Activity:
Every entry should be returned unchanged, with the pictures omitted.

Dataset rows for apps and sites
============================================================

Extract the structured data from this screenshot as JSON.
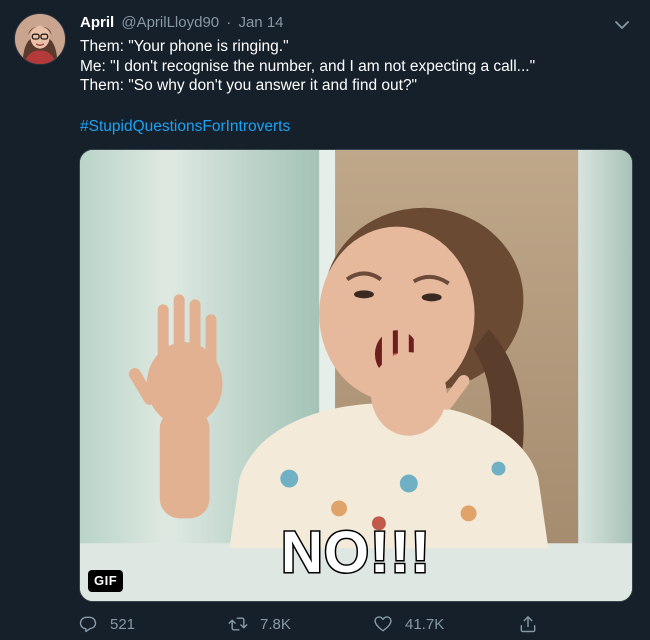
{
  "tweet": {
    "author_name": "April",
    "author_handle": "@AprilLloyd90",
    "separator": "·",
    "date": "Jan 14",
    "lines": [
      "Them: \"Your phone is ringing.\"",
      "Me: \"I don't recognise the number, and I am not expecting a call...\"",
      "Them: \"So why don't you answer it and find out?\""
    ],
    "hashtag": "#StupidQuestionsForIntroverts"
  },
  "media": {
    "badge": "GIF",
    "caption": "NO!!!"
  },
  "actions": {
    "replies": "521",
    "retweets": "7.8K",
    "likes": "41.7K"
  },
  "colors": {
    "background": "#15202b",
    "text": "#ffffff",
    "secondary": "#8899a6",
    "link": "#1da1f2"
  },
  "icons": {
    "menu": "chevron-down-icon",
    "reply": "reply-icon",
    "retweet": "retweet-icon",
    "like": "heart-icon",
    "share": "share-icon"
  }
}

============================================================

Response below:
Extract the structured data from this screenshot as JSON.
{
  "tweet": {
    "author_name": "April",
    "author_handle": "@AprilLloyd90",
    "separator": "·",
    "date": "Jan 14",
    "lines": [
      "Them: \"Your phone is ringing.\"",
      "Me: \"I don't recognise the number, and I am not expecting a call...\"",
      "Them: \"So why don't you answer it and find out?\""
    ],
    "hashtag": "#StupidQuestionsForIntroverts"
  },
  "media": {
    "badge": "GIF",
    "caption": "NO!!!"
  },
  "actions": {
    "replies": "521",
    "retweets": "7.8K",
    "likes": "41.7K"
  },
  "colors": {
    "background": "#15202b",
    "text": "#ffffff",
    "secondary": "#8899a6",
    "link": "#1da1f2"
  },
  "icons": {
    "menu": "chevron-down-icon",
    "reply": "reply-icon",
    "retweet": "retweet-icon",
    "like": "heart-icon",
    "share": "share-icon"
  }
}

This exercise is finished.